Robert Nelson
March 22, 2021

Fast Eddie

How a Foundry developer created the system that keeps track of our office pool standings.

If there's one thing we love at Foundry, it's tech. If there are two things, they're tech and pool. The literal centerpiece of our office is our beloved pool table. At 4pm the table is open and  occupied until the last of us leaves. Around the table people watch matches, inside jokes are born, designers and engineers talk through work, and yes, whisky flows. But for some pool is also a great source of pride. Beating a top player like Jason or Steven or Nils is an accomplishment and can only mean that the tides have finally turned.

No one can quite remember how Fast Eddie was born, but I like to believe that one day a top player was beat and after a proper heckling from the crowd some engineer said they could prove who was better with math.

Enter Foundry's resident elder geek and pool shark, Nick Colgan.

After some research Nick decided that the ELO rating system could provide the math, Slack could provide the interaction, and this whole thing was a great way to play with some new tech that we hadn't yet found a project for.

ELO is a rating system originally developed for Chess, but it works with any zero-sum game. Each player starts with a rating. In our case, we started everyone at 1,000. Each time a player wins or loses their number goes up or down. The genius of it is that the amount it changes is based on the opponent. So, if a lower ranked player beats a higher ranked player, their number may raise quite a bit and their opponent may lose a lot. On the other hand, if a higher ranked player beats a lower ranked player, their number may only go up a small amount and the loser won't be penalized too much for losing to a player they were predicted to lose to anyway.

So how do we make this into a thing? The basic plan was about as pragmatically "MVP" as you'd expect from a seasoned engineer. A Slack app was made to accept results of games and report the updated stats. An Elixir backend handles marshalling around the data which is stored in a Postgres database. Since ELO is a common algorithm, the math could be done on demand at pretty much any step.
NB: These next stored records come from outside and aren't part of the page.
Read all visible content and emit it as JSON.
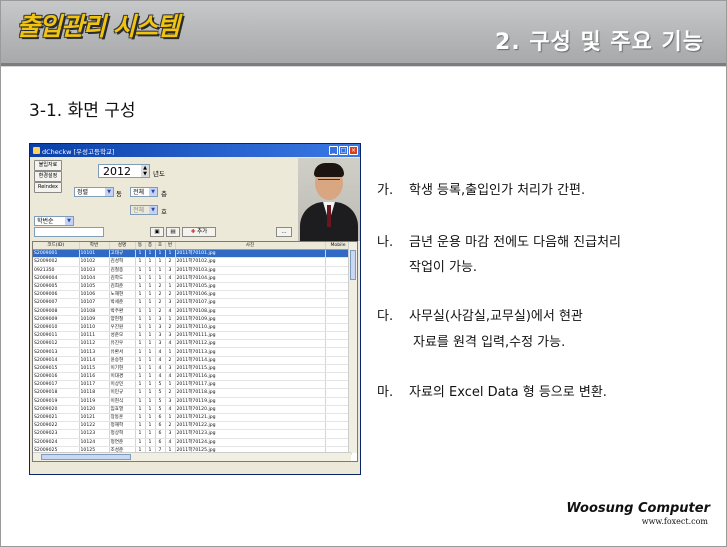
{
  "header": {
    "logo": "출입관리 시스템",
    "section": "2. 구성 및 주요 기능"
  },
  "subtitle": "3-1. 화면 구성",
  "app": {
    "title": "dCheckw [우성고등학교]",
    "side_buttons": [
      "불입자료",
      "환경설정",
      "Reindex"
    ],
    "year_value": "2012",
    "year_suffix": "년도",
    "grade_value": "정렬",
    "grade_suffix": "동",
    "class_value": "전체",
    "class_suffix": "층",
    "room_value": "전체",
    "room_suffix": "호",
    "sort_value": "학번순",
    "add_button": "추가",
    "more_button": "...",
    "columns": [
      "코드(ID)",
      "학번",
      "성명",
      "동",
      "층",
      "호",
      "번",
      "사진",
      "Mobile"
    ],
    "rows": [
      [
        "S2009001",
        "10101",
        "고태규",
        "1",
        "1",
        "1",
        "1",
        "2011학70101.jpg",
        ""
      ],
      [
        "S2009002",
        "10102",
        "김성혁",
        "1",
        "1",
        "1",
        "2",
        "2011학70102.jpg",
        ""
      ],
      [
        "0921350",
        "10103",
        "김철종",
        "1",
        "1",
        "1",
        "3",
        "2011학70103.jpg",
        ""
      ],
      [
        "S2009004",
        "10104",
        "김학도",
        "1",
        "1",
        "1",
        "4",
        "2011학70104.jpg",
        ""
      ],
      [
        "S2009005",
        "10105",
        "김희준",
        "1",
        "1",
        "2",
        "1",
        "2011학70105.jpg",
        ""
      ],
      [
        "S2009006",
        "10106",
        "노재현",
        "1",
        "1",
        "2",
        "2",
        "2011학70106.jpg",
        ""
      ],
      [
        "S2009007",
        "10107",
        "박세준",
        "1",
        "1",
        "2",
        "3",
        "2011학70107.jpg",
        ""
      ],
      [
        "S2009008",
        "10108",
        "박주환",
        "1",
        "1",
        "2",
        "4",
        "2011학70108.jpg",
        ""
      ],
      [
        "S2009009",
        "10109",
        "양현철",
        "1",
        "1",
        "3",
        "1",
        "2011학70109.jpg",
        ""
      ],
      [
        "S2009010",
        "10110",
        "우진원",
        "1",
        "1",
        "3",
        "2",
        "2011학70110.jpg",
        ""
      ],
      [
        "S2009011",
        "10111",
        "성준모",
        "1",
        "1",
        "3",
        "3",
        "2011학70111.jpg",
        ""
      ],
      [
        "S2009012",
        "10112",
        "유진우",
        "1",
        "1",
        "3",
        "4",
        "2011학70112.jpg",
        ""
      ],
      [
        "S2009013",
        "10113",
        "유환서",
        "1",
        "1",
        "4",
        "1",
        "2011학70113.jpg",
        ""
      ],
      [
        "S2009014",
        "10114",
        "윤승현",
        "1",
        "1",
        "4",
        "2",
        "2011학70114.jpg",
        ""
      ],
      [
        "S2009015",
        "10115",
        "이기현",
        "1",
        "1",
        "4",
        "3",
        "2011학70115.jpg",
        ""
      ],
      [
        "S2009016",
        "10116",
        "이대경",
        "1",
        "1",
        "4",
        "4",
        "2011학70116.jpg",
        ""
      ],
      [
        "S2009017",
        "10117",
        "이상민",
        "1",
        "1",
        "5",
        "1",
        "2011학70117.jpg",
        ""
      ],
      [
        "S2009018",
        "10118",
        "이민규",
        "1",
        "1",
        "5",
        "2",
        "2011학70118.jpg",
        ""
      ],
      [
        "S2009019",
        "10119",
        "이현식",
        "1",
        "1",
        "5",
        "3",
        "2011학70119.jpg",
        ""
      ],
      [
        "S2009020",
        "10120",
        "임효열",
        "1",
        "1",
        "5",
        "4",
        "2011학70120.jpg",
        ""
      ],
      [
        "S2009021",
        "10121",
        "장동훈",
        "1",
        "1",
        "6",
        "1",
        "2011학70121.jpg",
        ""
      ],
      [
        "S2009022",
        "10122",
        "정재학",
        "1",
        "1",
        "6",
        "2",
        "2011학70122.jpg",
        ""
      ],
      [
        "S2009023",
        "10123",
        "정상혁",
        "1",
        "1",
        "6",
        "3",
        "2011학70123.jpg",
        ""
      ],
      [
        "S2009024",
        "10124",
        "정연준",
        "1",
        "1",
        "6",
        "4",
        "2011학70124.jpg",
        ""
      ],
      [
        "S2009025",
        "10125",
        "조성준",
        "1",
        "1",
        "7",
        "1",
        "2011학70125.jpg",
        ""
      ]
    ]
  },
  "items": [
    {
      "mark": "가.",
      "lines": [
        "학생 등록,출입인가 처리가 간편."
      ]
    },
    {
      "mark": "나.",
      "lines": [
        "금년 운용 마감 전에도 다음해 진급처리",
        "작업이 가능."
      ]
    },
    {
      "mark": "다.",
      "lines": [
        "사무실(사감실,교무실)에서 현관",
        "자료를 원격 입력,수정 가능."
      ]
    },
    {
      "mark": "마.",
      "lines": [
        "자료의 Excel  Data 형 등으로 변환."
      ]
    }
  ],
  "footer": {
    "brand": "Woosung Computer",
    "url": "www.foxect.com"
  }
}
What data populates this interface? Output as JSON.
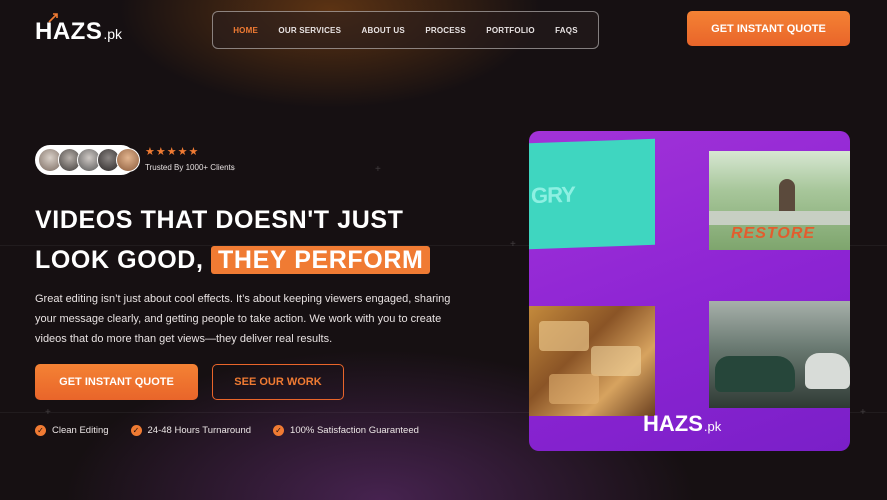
{
  "brand": {
    "logo_main": "HAZS",
    "logo_sub": ".pk"
  },
  "nav": {
    "items": [
      {
        "label": "HOME",
        "active": true
      },
      {
        "label": "OUR SERVICES",
        "active": false
      },
      {
        "label": "ABOUT US",
        "active": false
      },
      {
        "label": "PROCESS",
        "active": false
      },
      {
        "label": "PORTFOLIO",
        "active": false
      },
      {
        "label": "FAQS",
        "active": false
      }
    ]
  },
  "header": {
    "cta_label": "GET INSTANT QUOTE"
  },
  "trust": {
    "stars": "★★★★★",
    "rating": 5,
    "text": "Trusted By 1000+ Clients"
  },
  "hero": {
    "headline_line1": "VIDEOS THAT DOESN'T JUST",
    "headline_line2": "LOOK GOOD,",
    "headline_accent": "THEY PERFORM",
    "paragraph": "Great editing isn’t just about cool effects. It’s about keeping viewers engaged, sharing your message clearly, and getting people to take action. We work with you to create videos that do more than get views—they deliver real results.",
    "primary_cta": "GET INSTANT QUOTE",
    "secondary_cta": "SEE OUR WORK",
    "features": [
      "Clean Editing",
      "24-48 Hours Turnaround",
      "100% Satisfaction Guaranteed"
    ]
  },
  "media": {
    "teal_text": "GRY",
    "restore_text": "RESTORE",
    "logo_main": "HAZS",
    "logo_sub": ".pk"
  },
  "colors": {
    "accent": "#f07b33",
    "background": "#161012",
    "media_purple": "#8e25d4",
    "teal": "#3fd6c0"
  },
  "icons": {
    "check": "check-circle-icon",
    "star": "star-icon",
    "rocket": "rocket-icon"
  }
}
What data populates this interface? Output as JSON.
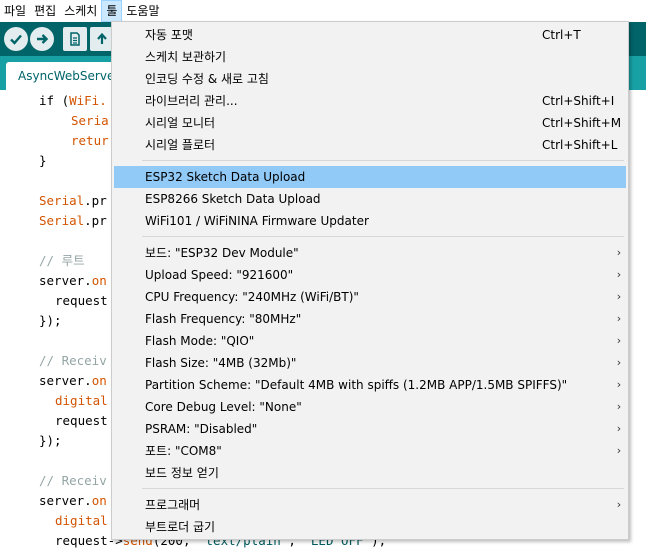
{
  "menubar": {
    "items": [
      "파일",
      "편집",
      "스케치",
      "툴",
      "도움말"
    ]
  },
  "tab": {
    "label": "AsyncWebServer"
  },
  "code": {
    "l1a": "if (",
    "l1b": "WiFi.",
    "l2": "Seria",
    "l3": "retur",
    "l4": "}",
    "l5a": "Serial",
    "l5b": ".pr",
    "l6a": "Serial",
    "l6b": ".pr",
    "l7": "// 루트",
    "l8a": "server.",
    "l8b": "on",
    "l9": "request",
    "l10": "});",
    "l11": "// Receiv",
    "l12a": "server.",
    "l12b": "on",
    "l13": "digital",
    "l14": "request",
    "l15": "});",
    "l16": "// Receiv",
    "l17a": "server.",
    "l17b": "on",
    "l18": "digital",
    "l19a": "request->",
    "l19b": "send",
    "l19c": "(200, ",
    "l19d": "\"text/plain\"",
    "l19e": ", ",
    "l19f": "\"LED OFF\"",
    "l19g": ");"
  },
  "menu": {
    "items": [
      {
        "label": "자동 포맷",
        "shortcut": "Ctrl+T"
      },
      {
        "label": "스케치 보관하기",
        "shortcut": ""
      },
      {
        "label": "인코딩 수정 & 새로 고침",
        "shortcut": ""
      },
      {
        "label": "라이브러리 관리...",
        "shortcut": "Ctrl+Shift+I"
      },
      {
        "label": "시리얼 모니터",
        "shortcut": "Ctrl+Shift+M"
      },
      {
        "label": "시리얼 플로터",
        "shortcut": "Ctrl+Shift+L"
      },
      {
        "label": "ESP32 Sketch Data Upload",
        "shortcut": ""
      },
      {
        "label": "ESP8266 Sketch Data Upload",
        "shortcut": ""
      },
      {
        "label": "WiFi101 / WiFiNINA Firmware Updater",
        "shortcut": ""
      },
      {
        "label": "보드: \"ESP32 Dev Module\"",
        "shortcut": ""
      },
      {
        "label": "Upload Speed: \"921600\"",
        "shortcut": ""
      },
      {
        "label": "CPU Frequency: \"240MHz (WiFi/BT)\"",
        "shortcut": ""
      },
      {
        "label": "Flash Frequency: \"80MHz\"",
        "shortcut": ""
      },
      {
        "label": "Flash Mode: \"QIO\"",
        "shortcut": ""
      },
      {
        "label": "Flash Size: \"4MB (32Mb)\"",
        "shortcut": ""
      },
      {
        "label": "Partition Scheme: \"Default 4MB with spiffs (1.2MB APP/1.5MB SPIFFS)\"",
        "shortcut": ""
      },
      {
        "label": "Core Debug Level: \"None\"",
        "shortcut": ""
      },
      {
        "label": "PSRAM: \"Disabled\"",
        "shortcut": ""
      },
      {
        "label": "포트: \"COM8\"",
        "shortcut": ""
      },
      {
        "label": "보드 정보 얻기",
        "shortcut": ""
      },
      {
        "label": "프로그래머",
        "shortcut": ""
      },
      {
        "label": "부트로더 굽기",
        "shortcut": ""
      }
    ],
    "submenu_arrow": "›"
  },
  "colors": {
    "toolbar": "#006468",
    "tabstrip": "#17a1a5",
    "menu_highlight": "#91c9f7",
    "keyword": "#d35400",
    "comment": "#95a5a6"
  }
}
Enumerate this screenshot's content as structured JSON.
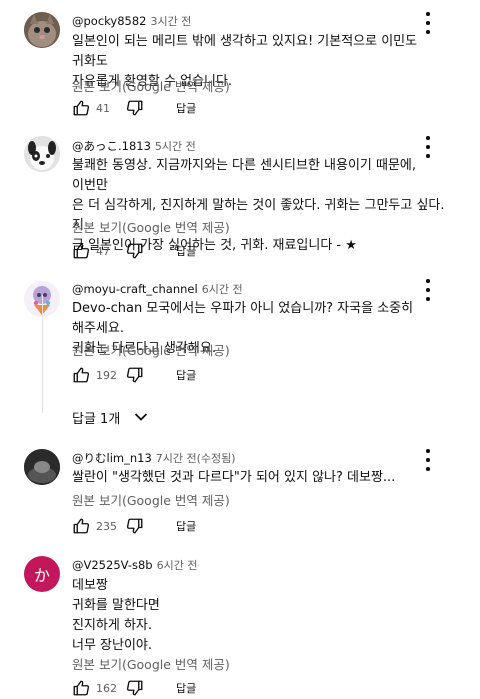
{
  "ui": {
    "translate_label": "원본 보기(Google 번역 제공)",
    "reply_label": "답글"
  },
  "comments": [
    {
      "author": "@pocky8582",
      "time": "3시간 전",
      "lines": [
        "일본인이 되는 메리트 밖에 생각하고 있지요! 기본적으로 이민도 귀화도",
        "자유롭게 환영할 수 없습니다."
      ],
      "likes": "41",
      "avatar": {
        "kind": "cat",
        "color": "#7a6a5c"
      }
    },
    {
      "author": "@あっこ.1813",
      "time": "5시간 전",
      "lines": [
        "불쾌한 동영상. 지금까지와는 다른 센시티브한 내용이기 때문에, 이번만",
        "은 더 심각하게, 진지하게 말하는 것이 좋았다. 귀화는 그만두고 싶다. 지",
        "금 일본인이 가장 싫어하는 것, 귀화. 재료입니다 - ★"
      ],
      "likes": "47",
      "avatar": {
        "kind": "dog",
        "color": "#cfcfcf"
      }
    },
    {
      "author": "@moyu-craft_channel",
      "time": "6시간 전",
      "lines": [
        "Devo-chan 모국에서는 우파가 아니 었습니까? 자국을 소중히 해주세요.",
        "귀화는 다르다고 생각해요."
      ],
      "likes": "192",
      "avatar": {
        "kind": "char",
        "color": "#e8e0f0"
      }
    },
    {
      "author": "@りむlim_n13",
      "time": "7시간 전(수정됨)",
      "lines": [
        "쌀란이 \"생각했던 것과 다르다\"가 되어 있지 않나? 데보짱..."
      ],
      "likes": "235",
      "avatar": {
        "kind": "dark",
        "color": "#3a3a3a"
      }
    },
    {
      "author": "@V2525V-s8b",
      "time": "6시간 전",
      "lines": [
        "데보짱",
        "귀화를 말한다면",
        "진지하게 하자.",
        "너무 장난이야."
      ],
      "likes": "162",
      "avatar": {
        "kind": "letter",
        "letter": "か",
        "color": "#c2185b"
      }
    }
  ],
  "replies_toggle": {
    "label": "답글 1개"
  }
}
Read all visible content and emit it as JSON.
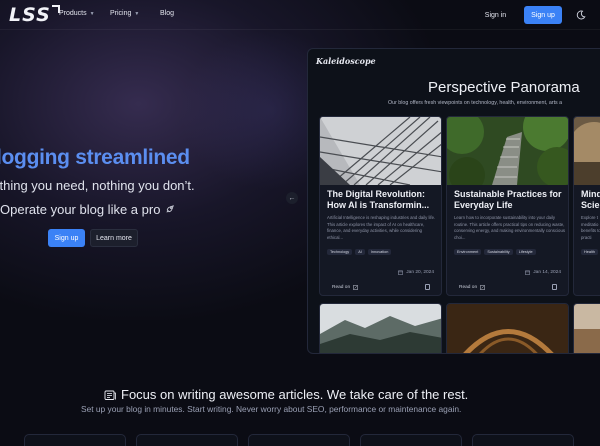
{
  "nav": {
    "logo": "LSS",
    "products": "Products",
    "pricing": "Pricing",
    "blog": "Blog",
    "sign_in": "Sign in",
    "sign_up": "Sign up",
    "theme_icon": "moon-icon"
  },
  "hero": {
    "title": "logging streamlined",
    "subtitle": "ything you need, nothing you don’t.",
    "tagline": "Operate your blog like a pro",
    "tagline_icon": "rocket-icon",
    "sign_up": "Sign up",
    "learn_more": "Learn more",
    "accent": "#5b8ef0"
  },
  "preview": {
    "brand": "Kaleidoscope",
    "title": "Perspective Panorama",
    "description": "Our blog offers fresh viewpoints on technology, health, environment, arts a",
    "cards": [
      {
        "title": "The Digital Revolution: How AI is Transformin...",
        "text": "Artificial Intelligence is reshaping industries and daily life. This article explores the impact of AI on healthcare, finance, and everyday activities, while considering ethical...",
        "tags": [
          "Technology",
          "AI",
          "Innovation"
        ],
        "date": "Jan 20, 2024",
        "read_on": "Read on"
      },
      {
        "title": "Sustainable Practices for Everyday Life",
        "text": "Learn how to incorporate sustainability into your daily routine. This article offers practical tips on reducing waste, conserving energy, and making environmentally conscious choi...",
        "tags": [
          "Environment",
          "Sustainability",
          "Lifestyle"
        ],
        "date": "Jan 14, 2024",
        "read_on": "Read on"
      },
      {
        "title": "Mind Scie",
        "text": "Explore t meditatio benefits to practi",
        "tags": [
          "Health"
        ],
        "date": "",
        "read_on": ""
      }
    ]
  },
  "bottom": {
    "title": "Focus on writing awesome articles. We take care of the rest.",
    "subtitle": "Set up your blog in minutes. Start writing. Never worry about SEO, performance or maintenance again.",
    "title_icon": "newspaper-icon"
  }
}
Once a game is played, the victor records their win by running /report in our #billiards Slack channel. Fast Eddie asks if it was 8- or 9-ball, who the opponent was, and who won. The match is stored in the database and the updated rankings are calculated on the fly.

The Slack integration was great for getting a snapshot, but pretty quickly people wanted to see more data. So Nick turned to our favorite UI tools (React, Chart.js, etc) and built out a lovely dashboard. Interestingly, you can see when we closed our office, and when we allowed for limited numbers to return.

We wouldn't be us if we didn't sit back and ask: did this fulfil our dream? In a way, yes. We have some neat new tech to play with. All in all the system has been the very definition of stable. People can finally point at something and at least pretend that the statistics are real. But, I think most of us would agree that Nils holding the #1 spot isn't what we'd hoped for.